Interface dataset entries
----
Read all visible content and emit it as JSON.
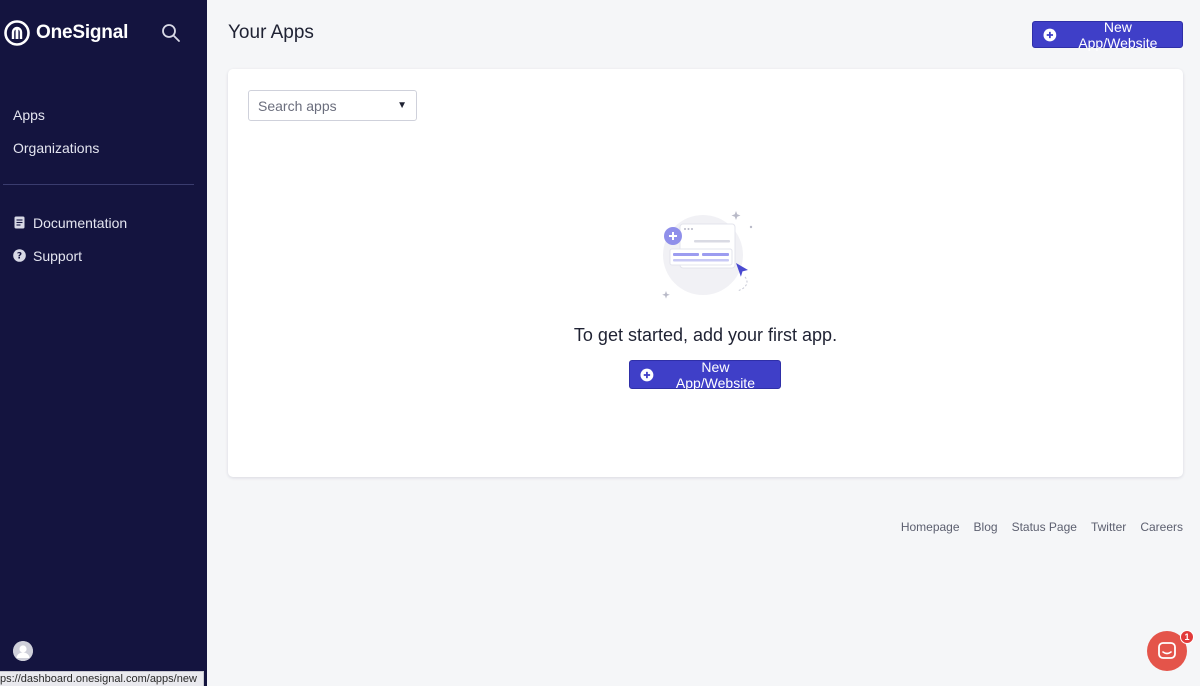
{
  "brand": {
    "name": "OneSignal"
  },
  "sidebar": {
    "primary_items": [
      {
        "label": "Apps"
      },
      {
        "label": "Organizations"
      }
    ],
    "secondary_items": [
      {
        "label": "Documentation",
        "icon": "document-icon"
      },
      {
        "label": "Support",
        "icon": "help-circle-icon"
      }
    ]
  },
  "header": {
    "title": "Your Apps",
    "new_app_label": "New App/Website"
  },
  "main": {
    "search_placeholder": "Search apps",
    "empty_message": "To get started, add your first app.",
    "new_app_label": "New App/Website"
  },
  "footer": {
    "links": [
      "Homepage",
      "Blog",
      "Status Page",
      "Twitter",
      "Careers"
    ]
  },
  "status_bar": {
    "url": "ps://dashboard.onesignal.com/apps/new"
  },
  "chat": {
    "badge_count": "1"
  },
  "colors": {
    "sidebar_bg": "#14143f",
    "primary": "#3f3fc8",
    "page_bg": "#f5f6f8",
    "chat": "#e4544a"
  }
}
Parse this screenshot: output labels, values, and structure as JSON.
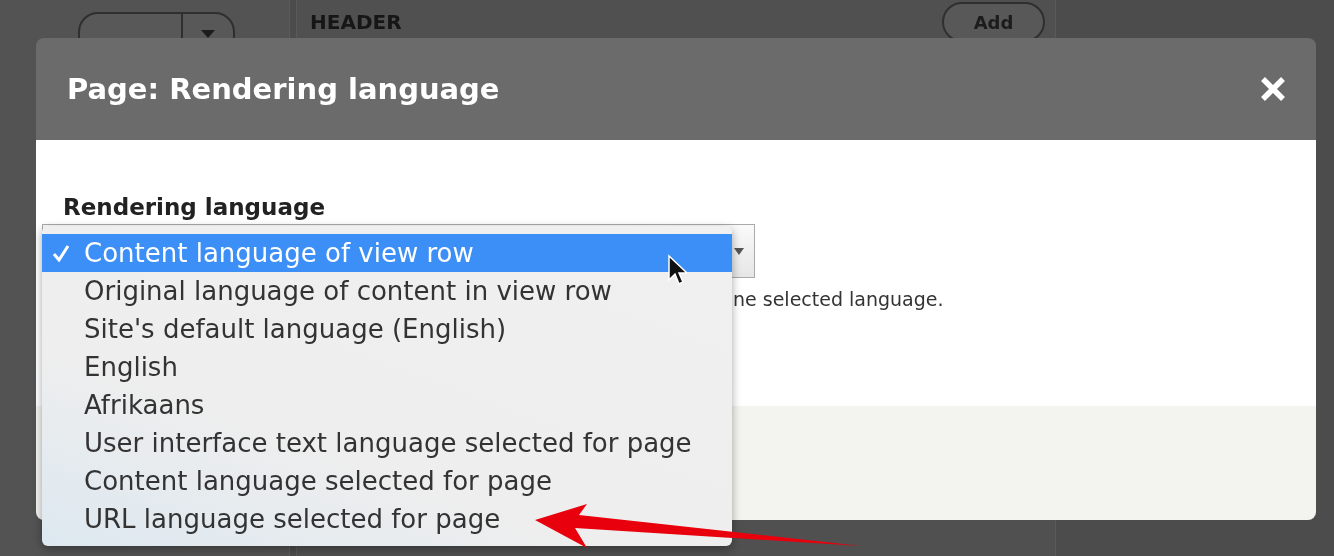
{
  "background_page": {
    "section_title": "HEADER",
    "right_button": {
      "label": "Add"
    }
  },
  "dialog": {
    "title": "Page: Rendering language",
    "field": {
      "label": "Rendering language",
      "description": "ne selected language.",
      "options": [
        {
          "label": "Content language of view row",
          "selected": true
        },
        {
          "label": "Original language of content in view row",
          "selected": false
        },
        {
          "label": "Site's default language (English)",
          "selected": false
        },
        {
          "label": "English",
          "selected": false
        },
        {
          "label": "Afrikaans",
          "selected": false
        },
        {
          "label": "User interface text language selected for page",
          "selected": false
        },
        {
          "label": "Content language selected for page",
          "selected": false
        },
        {
          "label": "URL language selected for page",
          "selected": false
        }
      ]
    }
  }
}
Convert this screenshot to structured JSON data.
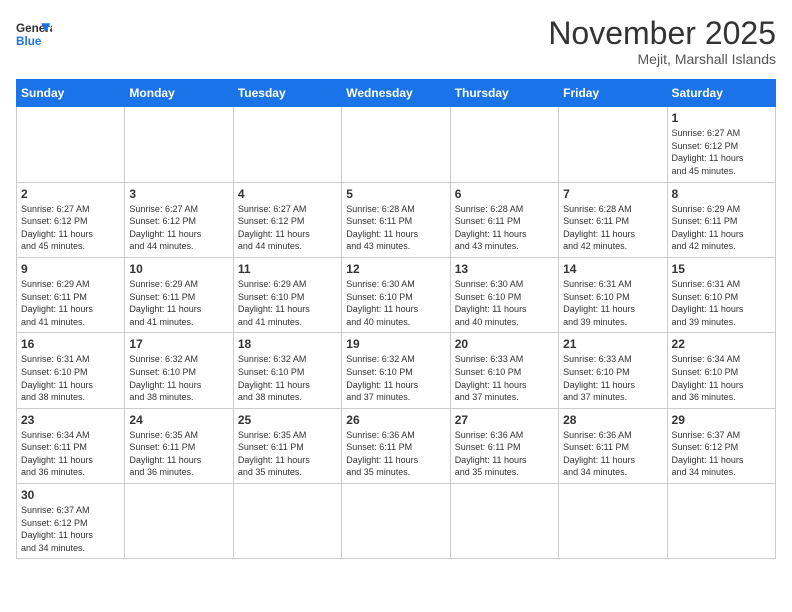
{
  "header": {
    "logo_general": "General",
    "logo_blue": "Blue",
    "month_title": "November 2025",
    "location": "Mejit, Marshall Islands"
  },
  "weekdays": [
    "Sunday",
    "Monday",
    "Tuesday",
    "Wednesday",
    "Thursday",
    "Friday",
    "Saturday"
  ],
  "days": [
    {
      "date": "",
      "info": ""
    },
    {
      "date": "",
      "info": ""
    },
    {
      "date": "",
      "info": ""
    },
    {
      "date": "",
      "info": ""
    },
    {
      "date": "",
      "info": ""
    },
    {
      "date": "",
      "info": ""
    },
    {
      "date": "1",
      "info": "Sunrise: 6:27 AM\nSunset: 6:12 PM\nDaylight: 11 hours\nand 45 minutes."
    },
    {
      "date": "2",
      "info": "Sunrise: 6:27 AM\nSunset: 6:12 PM\nDaylight: 11 hours\nand 45 minutes."
    },
    {
      "date": "3",
      "info": "Sunrise: 6:27 AM\nSunset: 6:12 PM\nDaylight: 11 hours\nand 44 minutes."
    },
    {
      "date": "4",
      "info": "Sunrise: 6:27 AM\nSunset: 6:12 PM\nDaylight: 11 hours\nand 44 minutes."
    },
    {
      "date": "5",
      "info": "Sunrise: 6:28 AM\nSunset: 6:11 PM\nDaylight: 11 hours\nand 43 minutes."
    },
    {
      "date": "6",
      "info": "Sunrise: 6:28 AM\nSunset: 6:11 PM\nDaylight: 11 hours\nand 43 minutes."
    },
    {
      "date": "7",
      "info": "Sunrise: 6:28 AM\nSunset: 6:11 PM\nDaylight: 11 hours\nand 42 minutes."
    },
    {
      "date": "8",
      "info": "Sunrise: 6:29 AM\nSunset: 6:11 PM\nDaylight: 11 hours\nand 42 minutes."
    },
    {
      "date": "9",
      "info": "Sunrise: 6:29 AM\nSunset: 6:11 PM\nDaylight: 11 hours\nand 41 minutes."
    },
    {
      "date": "10",
      "info": "Sunrise: 6:29 AM\nSunset: 6:11 PM\nDaylight: 11 hours\nand 41 minutes."
    },
    {
      "date": "11",
      "info": "Sunrise: 6:29 AM\nSunset: 6:10 PM\nDaylight: 11 hours\nand 41 minutes."
    },
    {
      "date": "12",
      "info": "Sunrise: 6:30 AM\nSunset: 6:10 PM\nDaylight: 11 hours\nand 40 minutes."
    },
    {
      "date": "13",
      "info": "Sunrise: 6:30 AM\nSunset: 6:10 PM\nDaylight: 11 hours\nand 40 minutes."
    },
    {
      "date": "14",
      "info": "Sunrise: 6:31 AM\nSunset: 6:10 PM\nDaylight: 11 hours\nand 39 minutes."
    },
    {
      "date": "15",
      "info": "Sunrise: 6:31 AM\nSunset: 6:10 PM\nDaylight: 11 hours\nand 39 minutes."
    },
    {
      "date": "16",
      "info": "Sunrise: 6:31 AM\nSunset: 6:10 PM\nDaylight: 11 hours\nand 38 minutes."
    },
    {
      "date": "17",
      "info": "Sunrise: 6:32 AM\nSunset: 6:10 PM\nDaylight: 11 hours\nand 38 minutes."
    },
    {
      "date": "18",
      "info": "Sunrise: 6:32 AM\nSunset: 6:10 PM\nDaylight: 11 hours\nand 38 minutes."
    },
    {
      "date": "19",
      "info": "Sunrise: 6:32 AM\nSunset: 6:10 PM\nDaylight: 11 hours\nand 37 minutes."
    },
    {
      "date": "20",
      "info": "Sunrise: 6:33 AM\nSunset: 6:10 PM\nDaylight: 11 hours\nand 37 minutes."
    },
    {
      "date": "21",
      "info": "Sunrise: 6:33 AM\nSunset: 6:10 PM\nDaylight: 11 hours\nand 37 minutes."
    },
    {
      "date": "22",
      "info": "Sunrise: 6:34 AM\nSunset: 6:10 PM\nDaylight: 11 hours\nand 36 minutes."
    },
    {
      "date": "23",
      "info": "Sunrise: 6:34 AM\nSunset: 6:11 PM\nDaylight: 11 hours\nand 36 minutes."
    },
    {
      "date": "24",
      "info": "Sunrise: 6:35 AM\nSunset: 6:11 PM\nDaylight: 11 hours\nand 36 minutes."
    },
    {
      "date": "25",
      "info": "Sunrise: 6:35 AM\nSunset: 6:11 PM\nDaylight: 11 hours\nand 35 minutes."
    },
    {
      "date": "26",
      "info": "Sunrise: 6:36 AM\nSunset: 6:11 PM\nDaylight: 11 hours\nand 35 minutes."
    },
    {
      "date": "27",
      "info": "Sunrise: 6:36 AM\nSunset: 6:11 PM\nDaylight: 11 hours\nand 35 minutes."
    },
    {
      "date": "28",
      "info": "Sunrise: 6:36 AM\nSunset: 6:11 PM\nDaylight: 11 hours\nand 34 minutes."
    },
    {
      "date": "29",
      "info": "Sunrise: 6:37 AM\nSunset: 6:12 PM\nDaylight: 11 hours\nand 34 minutes."
    },
    {
      "date": "30",
      "info": "Sunrise: 6:37 AM\nSunset: 6:12 PM\nDaylight: 11 hours\nand 34 minutes."
    },
    {
      "date": "",
      "info": ""
    },
    {
      "date": "",
      "info": ""
    },
    {
      "date": "",
      "info": ""
    },
    {
      "date": "",
      "info": ""
    },
    {
      "date": "",
      "info": ""
    },
    {
      "date": "",
      "info": ""
    }
  ]
}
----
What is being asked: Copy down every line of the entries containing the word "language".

Task result:
    "title": "Page: Rendering language",
      "label": "Rendering language",
      "description": "ne selected language.",
          "label": "Content language of view row",
          "label": "Original language of content in view row",
          "label": "Site's default language (English)",
          "label": "User interface text language selected for page",
          "label": "Content language selected for page",
          "label": "URL language selected for page",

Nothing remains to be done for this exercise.